DATA TO PROCESS:
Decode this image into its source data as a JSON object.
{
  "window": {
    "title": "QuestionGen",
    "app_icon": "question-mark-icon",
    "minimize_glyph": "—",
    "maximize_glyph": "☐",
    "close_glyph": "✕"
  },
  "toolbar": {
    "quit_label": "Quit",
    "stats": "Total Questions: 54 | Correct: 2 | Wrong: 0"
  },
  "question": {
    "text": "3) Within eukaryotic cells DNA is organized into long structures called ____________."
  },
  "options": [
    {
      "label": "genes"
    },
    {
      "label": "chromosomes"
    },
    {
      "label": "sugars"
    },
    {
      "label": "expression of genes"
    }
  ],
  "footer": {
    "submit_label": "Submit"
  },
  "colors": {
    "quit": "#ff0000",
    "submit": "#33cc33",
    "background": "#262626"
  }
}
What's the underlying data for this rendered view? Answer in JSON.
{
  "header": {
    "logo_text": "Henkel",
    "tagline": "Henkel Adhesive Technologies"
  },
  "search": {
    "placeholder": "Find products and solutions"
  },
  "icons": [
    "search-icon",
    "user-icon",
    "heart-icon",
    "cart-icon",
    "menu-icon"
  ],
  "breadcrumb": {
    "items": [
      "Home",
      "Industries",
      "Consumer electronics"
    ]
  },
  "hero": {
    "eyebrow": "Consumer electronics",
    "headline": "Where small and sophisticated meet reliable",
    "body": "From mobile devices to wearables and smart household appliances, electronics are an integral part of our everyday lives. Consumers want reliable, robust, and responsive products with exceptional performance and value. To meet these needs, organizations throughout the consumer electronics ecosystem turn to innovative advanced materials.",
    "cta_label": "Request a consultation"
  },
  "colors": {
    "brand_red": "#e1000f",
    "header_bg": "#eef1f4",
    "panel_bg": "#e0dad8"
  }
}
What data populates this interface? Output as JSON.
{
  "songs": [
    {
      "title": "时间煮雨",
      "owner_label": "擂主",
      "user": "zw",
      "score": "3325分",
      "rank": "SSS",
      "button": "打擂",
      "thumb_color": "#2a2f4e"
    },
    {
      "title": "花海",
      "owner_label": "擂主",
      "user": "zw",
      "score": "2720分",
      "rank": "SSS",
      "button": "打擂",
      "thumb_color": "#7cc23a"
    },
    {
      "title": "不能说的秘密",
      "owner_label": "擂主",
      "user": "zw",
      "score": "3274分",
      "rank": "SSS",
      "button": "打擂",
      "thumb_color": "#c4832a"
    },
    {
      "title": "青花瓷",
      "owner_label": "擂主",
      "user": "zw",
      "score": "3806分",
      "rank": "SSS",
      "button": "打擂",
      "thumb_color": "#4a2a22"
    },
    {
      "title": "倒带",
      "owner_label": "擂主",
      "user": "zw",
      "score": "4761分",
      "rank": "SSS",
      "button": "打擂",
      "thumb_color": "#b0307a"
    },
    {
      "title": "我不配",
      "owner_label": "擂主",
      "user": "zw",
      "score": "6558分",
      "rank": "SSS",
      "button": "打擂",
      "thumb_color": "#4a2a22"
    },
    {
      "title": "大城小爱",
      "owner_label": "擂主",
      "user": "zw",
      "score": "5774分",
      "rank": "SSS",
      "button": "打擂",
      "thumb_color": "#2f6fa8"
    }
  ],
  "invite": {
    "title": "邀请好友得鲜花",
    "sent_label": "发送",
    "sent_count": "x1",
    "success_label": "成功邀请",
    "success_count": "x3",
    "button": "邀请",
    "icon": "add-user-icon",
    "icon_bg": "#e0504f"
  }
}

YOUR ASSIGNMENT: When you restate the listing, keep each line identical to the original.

EXERCISE OUTPUT:
Decode this image into its source data as a JSON object.
{
  "window": {
    "title": "QuestionGen",
    "app_icon": "question-mark-icon",
    "minimize_glyph": "—",
    "maximize_glyph": "☐",
    "close_glyph": "✕"
  },
  "toolbar": {
    "quit_label": "Quit",
    "stats": "Total Questions: 54 | Correct: 2 | Wrong: 0"
  },
  "question": {
    "text": "3) Within eukaryotic cells DNA is organized into long structures called ____________."
  },
  "options": [
    {
      "label": "genes"
    },
    {
      "label": "chromosomes"
    },
    {
      "label": "sugars"
    },
    {
      "label": "expression of genes"
    }
  ],
  "footer": {
    "submit_label": "Submit"
  },
  "colors": {
    "quit": "#ff0000",
    "submit": "#33cc33",
    "background": "#262626"
  }
}
What's the underlying data for this rendered view? Answer in JSON.
{
  "header": {
    "logo_text": "Henkel",
    "tagline": "Henkel Adhesive Technologies"
  },
  "search": {
    "placeholder": "Find products and solutions"
  },
  "icons": [
    "search-icon",
    "user-icon",
    "heart-icon",
    "cart-icon",
    "menu-icon"
  ],
  "breadcrumb": {
    "items": [
      "Home",
      "Industries",
      "Consumer electronics"
    ]
  },
  "hero": {
    "eyebrow": "Consumer electronics",
    "headline": "Where small and sophisticated meet reliable",
    "body": "From mobile devices to wearables and smart household appliances, electronics are an integral part of our everyday lives. Consumers want reliable, robust, and responsive products with exceptional performance and value. To meet these needs, organizations throughout the consumer electronics ecosystem turn to innovative advanced materials.",
    "cta_label": "Request a consultation"
  },
  "colors": {
    "brand_red": "#e1000f",
    "header_bg": "#eef1f4",
    "panel_bg": "#e0dad8"
  }
}
What data populates this interface? Output as JSON.
{
  "songs": [
    {
      "title": "时间煮雨",
      "owner_label": "擂主",
      "user": "zw",
      "score": "3325分",
      "rank": "SSS",
      "button": "打擂",
      "thumb_color": "#2a2f4e"
    },
    {
      "title": "花海",
      "owner_label": "擂主",
      "user": "zw",
      "score": "2720分",
      "rank": "SSS",
      "button": "打擂",
      "thumb_color": "#7cc23a"
    },
    {
      "title": "不能说的秘密",
      "owner_label": "擂主",
      "user": "zw",
      "score": "3274分",
      "rank": "SSS",
      "button": "打擂",
      "thumb_color": "#c4832a"
    },
    {
      "title": "青花瓷",
      "owner_label": "擂主",
      "user": "zw",
      "score": "3806分",
      "rank": "SSS",
      "button": "打擂",
      "thumb_color": "#4a2a22"
    },
    {
      "title": "倒带",
      "owner_label": "擂主",
      "user": "zw",
      "score": "4761分",
      "rank": "SSS",
      "button": "打擂",
      "thumb_color": "#b0307a"
    },
    {
      "title": "我不配",
      "owner_label": "擂主",
      "user": "zw",
      "score": "6558分",
      "rank": "SSS",
      "button": "打擂",
      "thumb_color": "#4a2a22"
    },
    {
      "title": "大城小爱",
      "owner_label": "擂主",
      "user": "zw",
      "score": "5774分",
      "rank": "SSS",
      "button": "打擂",
      "thumb_color": "#2f6fa8"
    }
  ],
  "invite": {
    "title": "邀请好友得鲜花",
    "sent_label": "发送",
    "sent_count": "x1",
    "success_label": "成功邀请",
    "success_count": "x3",
    "button": "邀请",
    "icon": "add-user-icon",
    "icon_bg": "#e0504f"
  }
}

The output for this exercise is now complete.